== What to do ==
If a record contains an image, leave the image out and repeat everything else exactly.

***

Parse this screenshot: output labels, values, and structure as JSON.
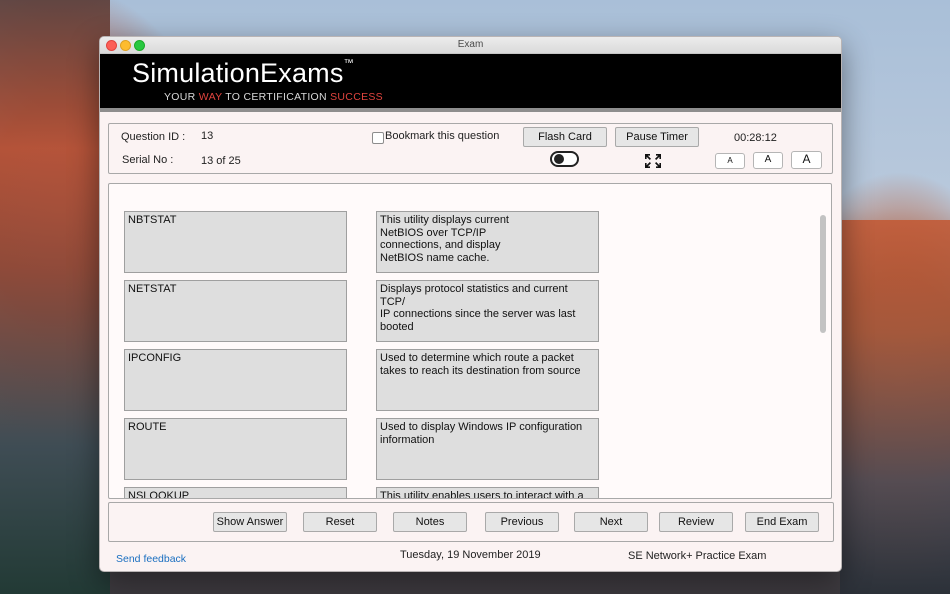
{
  "window": {
    "title": "Exam"
  },
  "banner": {
    "logo_name": "SimulationExams",
    "logo_tm": "™",
    "tagline_1": "YOUR ",
    "tagline_2": "WAY",
    "tagline_3": " TO CERTIFICATION ",
    "tagline_4": "SUCCESS"
  },
  "question_info": {
    "question_id_label": "Question ID :",
    "question_id_value": "13",
    "serial_label": "Serial No :",
    "serial_value": "13 of 25",
    "bookmark_label": "Bookmark this question",
    "bookmark_checked": false,
    "flash_card_label": "Flash Card",
    "flash_card_toggle_on": false,
    "pause_timer_label": "Pause Timer",
    "timer": "00:28:12",
    "font_small": "A",
    "font_medium": "A",
    "font_large": "A"
  },
  "matching": {
    "terms": [
      "NBTSTAT",
      "NETSTAT",
      "IPCONFIG",
      "ROUTE",
      "NSLOOKUP"
    ],
    "descriptions": [
      "This utility displays current\nNetBIOS over TCP/IP\nconnections, and display\nNetBIOS name cache.",
      "Displays protocol statistics and current TCP/\nIP connections since the server was last\nbooted",
      "Used to determine which route a packet\ntakes to reach its destination from source",
      "Used to display  Windows IP configuration\ninformation",
      "This utility enables users to interact with a"
    ]
  },
  "actions": {
    "show_answer": "Show Answer",
    "reset": "Reset",
    "notes": "Notes",
    "previous": "Previous",
    "next": "Next",
    "review": "Review",
    "end_exam": "End Exam"
  },
  "footer": {
    "feedback": "Send feedback",
    "date": "Tuesday, 19 November 2019",
    "exam_name": "SE Network+ Practice Exam"
  },
  "colors": {
    "banner_bg": "#000000",
    "tagline_accent": "#e0443e",
    "link": "#1a6fc0",
    "window_bg": "#fbf3f3"
  }
}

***

== Written response ==
Parse this screenshot: output labels, values, and structure as JSON.
{
  "window": {
    "title": "Exam"
  },
  "banner": {
    "logo_name": "SimulationExams",
    "logo_tm": "™",
    "tagline_1": "YOUR ",
    "tagline_2": "WAY",
    "tagline_3": " TO CERTIFICATION ",
    "tagline_4": "SUCCESS"
  },
  "question_info": {
    "question_id_label": "Question ID :",
    "question_id_value": "13",
    "serial_label": "Serial No :",
    "serial_value": "13 of 25",
    "bookmark_label": "Bookmark this question",
    "bookmark_checked": false,
    "flash_card_label": "Flash Card",
    "flash_card_toggle_on": false,
    "pause_timer_label": "Pause Timer",
    "timer": "00:28:12",
    "font_small": "A",
    "font_medium": "A",
    "font_large": "A"
  },
  "matching": {
    "terms": [
      "NBTSTAT",
      "NETSTAT",
      "IPCONFIG",
      "ROUTE",
      "NSLOOKUP"
    ],
    "descriptions": [
      "This utility displays current\nNetBIOS over TCP/IP\nconnections, and display\nNetBIOS name cache.",
      "Displays protocol statistics and current TCP/\nIP connections since the server was last\nbooted",
      "Used to determine which route a packet\ntakes to reach its destination from source",
      "Used to display  Windows IP configuration\ninformation",
      "This utility enables users to interact with a"
    ]
  },
  "actions": {
    "show_answer": "Show Answer",
    "reset": "Reset",
    "notes": "Notes",
    "previous": "Previous",
    "next": "Next",
    "review": "Review",
    "end_exam": "End Exam"
  },
  "footer": {
    "feedback": "Send feedback",
    "date": "Tuesday, 19 November 2019",
    "exam_name": "SE Network+ Practice Exam"
  },
  "colors": {
    "banner_bg": "#000000",
    "tagline_accent": "#e0443e",
    "link": "#1a6fc0",
    "window_bg": "#fbf3f3"
  }
}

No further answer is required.